The constitutional question that the U.S. Supreme Court has agreed to decide in Seila Law is whether the CFPB’s single-director-removable-only-for-cause structure violates separation of powers. A ruling by the Supreme Court that separation of powers requires the President to be able to remove the CFPB Director without cause would not impact either the OCC or HUD.
The National Bank Act contains no “for cause” limit on the President’s ability to remove the Comptroller of the Currency. 12 U.S.C. § 2 provides:
The Comptroller of the Currency shall be appointed by the President, by and with the advice and consent of the Senate, and shall hold his office for a term of five years unless sooner removed by the President, upon reasons to be communicated by him to the Senate.
The Department of Housing and Urban Development Act, which created HUD, does not address the President’s authority to remove HUD’s Secretary. 42 U.S.C. § 3532 provides only that:
There shall be at the head of the Department a Secretary of Housing and Urban Development…who shall be appointed by the President by and with the advice and consent of the Senate.

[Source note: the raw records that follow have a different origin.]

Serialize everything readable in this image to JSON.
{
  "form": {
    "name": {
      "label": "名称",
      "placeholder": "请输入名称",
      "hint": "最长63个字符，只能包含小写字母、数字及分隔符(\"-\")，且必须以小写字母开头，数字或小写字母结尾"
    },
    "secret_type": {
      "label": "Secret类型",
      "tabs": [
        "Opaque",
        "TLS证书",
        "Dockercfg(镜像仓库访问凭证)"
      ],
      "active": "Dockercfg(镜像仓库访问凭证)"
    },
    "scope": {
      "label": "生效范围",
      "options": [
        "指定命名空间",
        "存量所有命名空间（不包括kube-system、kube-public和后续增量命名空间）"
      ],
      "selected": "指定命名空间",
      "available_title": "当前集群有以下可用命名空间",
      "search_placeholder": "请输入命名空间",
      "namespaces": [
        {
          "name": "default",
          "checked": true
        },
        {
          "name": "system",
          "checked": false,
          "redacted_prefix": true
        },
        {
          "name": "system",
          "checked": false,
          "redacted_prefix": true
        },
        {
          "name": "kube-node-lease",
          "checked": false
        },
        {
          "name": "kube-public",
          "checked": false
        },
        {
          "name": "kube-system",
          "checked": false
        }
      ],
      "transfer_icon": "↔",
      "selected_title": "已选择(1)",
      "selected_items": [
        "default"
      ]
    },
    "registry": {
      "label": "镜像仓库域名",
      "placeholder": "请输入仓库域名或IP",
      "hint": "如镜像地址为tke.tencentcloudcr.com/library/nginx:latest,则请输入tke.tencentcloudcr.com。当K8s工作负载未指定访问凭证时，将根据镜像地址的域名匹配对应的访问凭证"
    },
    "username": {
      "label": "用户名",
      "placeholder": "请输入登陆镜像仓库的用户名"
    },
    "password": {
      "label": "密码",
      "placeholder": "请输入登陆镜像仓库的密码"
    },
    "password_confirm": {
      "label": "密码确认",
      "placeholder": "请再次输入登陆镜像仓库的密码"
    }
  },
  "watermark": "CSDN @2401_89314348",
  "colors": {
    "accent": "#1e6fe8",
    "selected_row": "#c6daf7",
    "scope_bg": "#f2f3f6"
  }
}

Because HUD’s Secretary is a member of the President’s cabinet, however, it appears the Secretary can be removed by the President without cause. In its en banc decision holding that the CFPB’s structure is constitutional, the D.C. Circuit stated:

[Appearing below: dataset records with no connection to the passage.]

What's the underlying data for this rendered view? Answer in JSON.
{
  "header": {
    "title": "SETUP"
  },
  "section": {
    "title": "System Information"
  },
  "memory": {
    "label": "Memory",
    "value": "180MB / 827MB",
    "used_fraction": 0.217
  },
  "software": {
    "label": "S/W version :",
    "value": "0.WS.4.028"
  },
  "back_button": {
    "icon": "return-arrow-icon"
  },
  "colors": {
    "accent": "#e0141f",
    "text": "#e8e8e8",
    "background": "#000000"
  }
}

Our decision to sustain the challenged for-cause provision cannot reasonably be taken to invite Congress to make all federal agencies (or various combinations thereof) independent of the President. The President’s plenary authority over his cabinet and most executive agencies is obvious and remains untouched by our decision.